#### [ENTRIES SHOWN]
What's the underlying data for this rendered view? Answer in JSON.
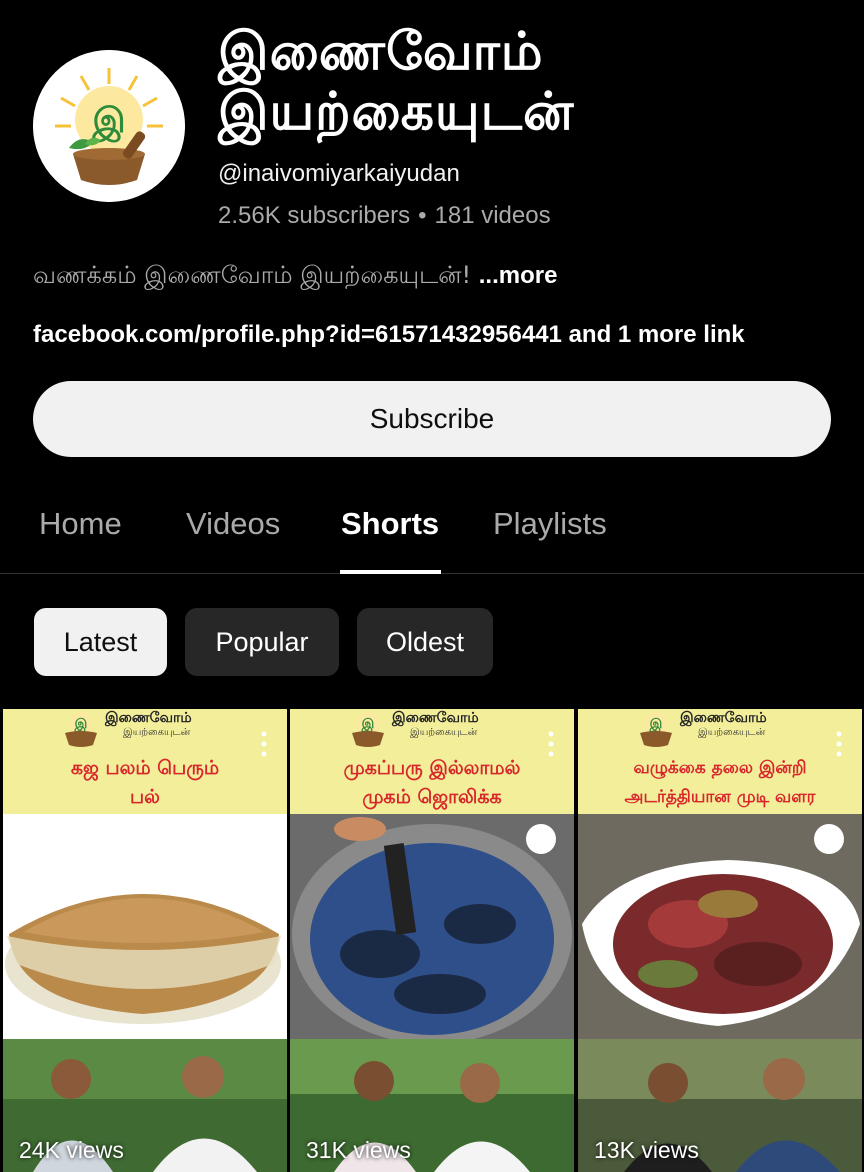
{
  "channel": {
    "name": "இணைவோம் இயற்கையுடன்",
    "handle": "@inaivomiyarkaiyudan",
    "subscribers": "2.56K subscribers",
    "videos": "181 videos",
    "separator": "•",
    "avatar_icon": "mortar-pestle-logo-icon"
  },
  "description": {
    "text": "வணக்கம்  இணைவோம் இயற்கையுடன்! ",
    "more": "...more"
  },
  "links": {
    "url": "facebook.com/profile.php?id=61571432956441",
    "more": " and 1 more link"
  },
  "subscribe": {
    "label": "Subscribe"
  },
  "tabs": [
    {
      "label": "Home"
    },
    {
      "label": "Videos"
    },
    {
      "label": "Shorts",
      "active": true
    },
    {
      "label": "Playlists"
    }
  ],
  "chips": [
    {
      "label": "Latest",
      "active": true
    },
    {
      "label": "Popular"
    },
    {
      "label": "Oldest"
    }
  ],
  "shorts": [
    {
      "title_line1": "கஜ பலம் பெரும்",
      "title_line2": "பல்",
      "views": "24K views",
      "photo": "spice-powder-bowl"
    },
    {
      "title_line1": "முகப்பரு இல்லாமல்",
      "title_line2": "முகம் ஜொலிக்க",
      "views": "31K views",
      "photo": "blue-liquid-pot"
    },
    {
      "title_line1": "வழுக்கை தலை இன்றி",
      "title_line2": "அடர்த்தியான முடி வளர",
      "views": "13K views",
      "photo": "dried-rose-petals"
    }
  ],
  "banner_brand": {
    "name": "இணைவோம்",
    "sub": "இயற்கையுடன்"
  },
  "colors": {
    "background": "#000000",
    "banner": "#f2ee9a",
    "title_red": "#d8262b",
    "chip": "#272727",
    "subscribe": "#f1f1f1"
  }
}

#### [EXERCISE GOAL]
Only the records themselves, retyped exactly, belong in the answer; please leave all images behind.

#### [YOUR RESPONSE]
What's the underlying data for this rendered view? Answer in JSON.
{
  "channel": {
    "name": "இணைவோம் இயற்கையுடன்",
    "handle": "@inaivomiyarkaiyudan",
    "subscribers": "2.56K subscribers",
    "videos": "181 videos",
    "separator": "•",
    "avatar_icon": "mortar-pestle-logo-icon"
  },
  "description": {
    "text": "வணக்கம்  இணைவோம் இயற்கையுடன்! ",
    "more": "...more"
  },
  "links": {
    "url": "facebook.com/profile.php?id=61571432956441",
    "more": " and 1 more link"
  },
  "subscribe": {
    "label": "Subscribe"
  },
  "tabs": [
    {
      "label": "Home"
    },
    {
      "label": "Videos"
    },
    {
      "label": "Shorts",
      "active": true
    },
    {
      "label": "Playlists"
    }
  ],
  "chips": [
    {
      "label": "Latest",
      "active": true
    },
    {
      "label": "Popular"
    },
    {
      "label": "Oldest"
    }
  ],
  "shorts": [
    {
      "title_line1": "கஜ பலம் பெரும்",
      "title_line2": "பல்",
      "views": "24K views",
      "photo": "spice-powder-bowl"
    },
    {
      "title_line1": "முகப்பரு இல்லாமல்",
      "title_line2": "முகம் ஜொலிக்க",
      "views": "31K views",
      "photo": "blue-liquid-pot"
    },
    {
      "title_line1": "வழுக்கை தலை இன்றி",
      "title_line2": "அடர்த்தியான முடி வளர",
      "views": "13K views",
      "photo": "dried-rose-petals"
    }
  ],
  "banner_brand": {
    "name": "இணைவோம்",
    "sub": "இயற்கையுடன்"
  },
  "colors": {
    "background": "#000000",
    "banner": "#f2ee9a",
    "title_red": "#d8262b",
    "chip": "#272727",
    "subscribe": "#f1f1f1"
  }
}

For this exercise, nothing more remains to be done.